June 26, 2012
Carter-Cohn will correlate linguistics and singing through analysis of Nigerian choruses.
By Sherrie Voss Matthews, International Media and Marketing Coordinator
Aaron Carter-Cohn discovered a challenge at the intersection of language and music.
The 2011 UTSA graduate earned his master’s in music (conducting) while working as an organist and choirmaster at St. Francis Episcopal Church in San Antonio. His time at St. Francis exposed him to a wide variety of musical forms -- everything from Iraqi rap to African choruses.
A meeting with a Nigerian choir at a conference in China, Carter-Cohn was inspired to travel to Nigeria to teach and learn, all the while exploring the multiple languages and dialects of its people.
|John Paul Ochei (left) and Aaron Carter-Cohn|
During the fall of 2011, he lectured at the University of Lagos, sang with choirs at the Cathedral Church of Christ and the Musical Society of Nigeria, and performed as a pianist and organist.
“Nigeria is building a society that peacefully integrates a large number of ethnolinguistic cultures,” Carter-Cohn explains. “Minimizing differences is a priority, and very few have the luxury of emphasizing their cultural identity.”
Nigeria is one of the most ethnically and linguistically diverse countries in the world. Barely more than 50 years old, there has been progress since the civil war and ethnic conflict of the 1960s, in which millions died many due to starvation.
“A land of more than 500 languages and dialects, Nigeria is rich with level-tone languages, in which tone contrast differentiates words that are otherwise the same,” Carter-Cohn explains. “Nigerian composer, Laz Ekwueme, provides the following example from the Igbo language:
/ ákwá /(high-high tones), sorrow, tears, crying, weeping;
/ ákwà/(high-low tones), cloth, clothes, dress, fabric;
/ àkwà/(low-low tones), bed, bridge;
/ àkwá / (low-high tones), egg.
“The spoken intonation has significant bearing on the singing and music-making of the region, and because music so permeates the culture, the relationship may be reciprocal,” adds Carter-Cohn.
|Lagos Brass Band|
His plans to teach and begin doctoral work in music theory at The Ohio State University this fall took an abrupt turn when he learned that he’d been granted a Fulbright.
Ohio State has allowed him to spend part of 2013 in Nigeria on the Fulbright fellowship. The Fulbright will allow him the luxury of time. He will teach at the University of Lagos and begin his research into the systematic organization of sounds in the languages of Nigerian music.
“I'm less concerned with identifying external influences than understanding how the languages of Nigeria are musical,” Carter-Cohn says of his research.
“As English usage increases, choruses remain a refuge for the many languages of Nigeria,” Carter-Cohn explains.
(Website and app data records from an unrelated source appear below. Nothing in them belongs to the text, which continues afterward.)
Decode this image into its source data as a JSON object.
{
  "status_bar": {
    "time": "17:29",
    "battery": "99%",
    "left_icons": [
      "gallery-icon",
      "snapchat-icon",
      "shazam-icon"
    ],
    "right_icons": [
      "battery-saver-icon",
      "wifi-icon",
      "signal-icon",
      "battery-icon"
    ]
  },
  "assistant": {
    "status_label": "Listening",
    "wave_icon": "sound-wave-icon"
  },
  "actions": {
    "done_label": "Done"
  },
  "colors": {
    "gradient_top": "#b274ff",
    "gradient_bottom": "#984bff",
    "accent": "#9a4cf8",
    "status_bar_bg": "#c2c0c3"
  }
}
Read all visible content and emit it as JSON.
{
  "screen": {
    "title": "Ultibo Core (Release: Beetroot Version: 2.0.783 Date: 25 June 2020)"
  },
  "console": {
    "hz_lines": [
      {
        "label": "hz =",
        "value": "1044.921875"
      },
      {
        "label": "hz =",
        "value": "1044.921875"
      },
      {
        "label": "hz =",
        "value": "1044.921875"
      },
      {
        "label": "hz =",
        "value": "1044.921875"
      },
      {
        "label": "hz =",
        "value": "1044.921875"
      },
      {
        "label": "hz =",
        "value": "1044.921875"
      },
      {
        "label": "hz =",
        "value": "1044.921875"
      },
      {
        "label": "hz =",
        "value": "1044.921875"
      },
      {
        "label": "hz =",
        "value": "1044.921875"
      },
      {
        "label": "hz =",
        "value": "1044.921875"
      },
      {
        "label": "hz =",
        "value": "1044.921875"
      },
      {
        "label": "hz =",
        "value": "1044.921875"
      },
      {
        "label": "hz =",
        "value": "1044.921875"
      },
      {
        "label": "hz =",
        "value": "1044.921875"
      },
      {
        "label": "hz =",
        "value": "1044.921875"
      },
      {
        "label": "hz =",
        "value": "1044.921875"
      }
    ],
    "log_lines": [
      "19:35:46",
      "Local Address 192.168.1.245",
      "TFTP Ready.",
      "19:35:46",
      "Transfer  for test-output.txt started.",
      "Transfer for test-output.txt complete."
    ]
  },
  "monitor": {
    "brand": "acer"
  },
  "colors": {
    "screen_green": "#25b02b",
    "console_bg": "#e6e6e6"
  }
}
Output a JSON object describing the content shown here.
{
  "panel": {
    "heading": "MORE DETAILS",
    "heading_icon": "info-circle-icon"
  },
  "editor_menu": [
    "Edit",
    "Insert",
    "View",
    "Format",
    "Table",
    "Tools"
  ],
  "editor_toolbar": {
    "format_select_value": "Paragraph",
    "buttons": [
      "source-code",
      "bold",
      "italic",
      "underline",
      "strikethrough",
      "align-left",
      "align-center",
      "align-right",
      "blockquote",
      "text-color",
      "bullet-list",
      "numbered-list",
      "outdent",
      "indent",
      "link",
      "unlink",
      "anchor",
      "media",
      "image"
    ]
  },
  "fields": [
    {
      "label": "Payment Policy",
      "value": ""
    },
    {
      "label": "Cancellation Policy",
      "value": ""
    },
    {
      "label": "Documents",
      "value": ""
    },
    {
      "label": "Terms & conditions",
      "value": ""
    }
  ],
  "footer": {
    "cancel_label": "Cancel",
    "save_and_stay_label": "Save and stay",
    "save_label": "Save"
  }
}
Many Nigerians are tri-lingual: their native tongue, pidgin English (the vernacular in the cities), and English. Some indigenous languages are becoming extinct as speaking English becomes essential in everyday life.
“[Praise choruses] are a distillation of the tones and rhythms of a language, transcending boundaries of faith, ethnicity, and nation,” Carter-Cohn explains. “I have heard Muslims adapt a traditionally Christian chorus and vice-versa, an Igbo man sing in Efik, Hausa, and Yoruba, and refugees from East Africa sing Igbo choruses. If choruses are the form of transmission through which languages are shared and learned, then a better understanding of the relationship between phonology and singing is essential.”
Carter-Cohn will use an empirical approach, using specialized microphones to produce highly accurate transcriptions of both speech and singing. The data will help him determine the relationship between speech rhythms and intonation and singing. The tonal quality of language affects how music is made; Carter-Cohn wants to gather further insight into this phenomenon.
Carter-Cohn says the musicians of Nigeria have impressive skills that inspired him to become a better musician.
“Nigerian musicians have incredible ears, what we call aural skills in music academia,” Carter-Cohn says. “Nigerian church organists can typically recall numerous hymns from memory and play them in any key. This is true of many highlife and juju tunes as well.
“Because sheet music is not widely available, and when it’s around it has been photocopied so many times it has faded, I had to adapt a great deal. I’ve always been able to play by ear for my own amusement or in informal jam sessions, but to be dependent on those skills in formal contexts when many were depending on me was very new. It was challenging but rewarding as a keyboardist, and very freeing as a conductor.”
Carter-Cohn was honored at UTSA as a Presidential Scholar and Alvarez Research Fellow.
Carter-Cohn also filmed and edited two documentaries: "At Home with Music: Burundian Refugees in America" and "Texas Celebrates Fifty Years of Nigerian Independence."
Sponsored by the United States Department of State, Bureau of Educational and Cultural Affairs, the Fulbright Program provides funding for students, scholars, teachers, and professionals to undertake graduate study, advanced research, university teaching, and teaching in elementary and secondary schools.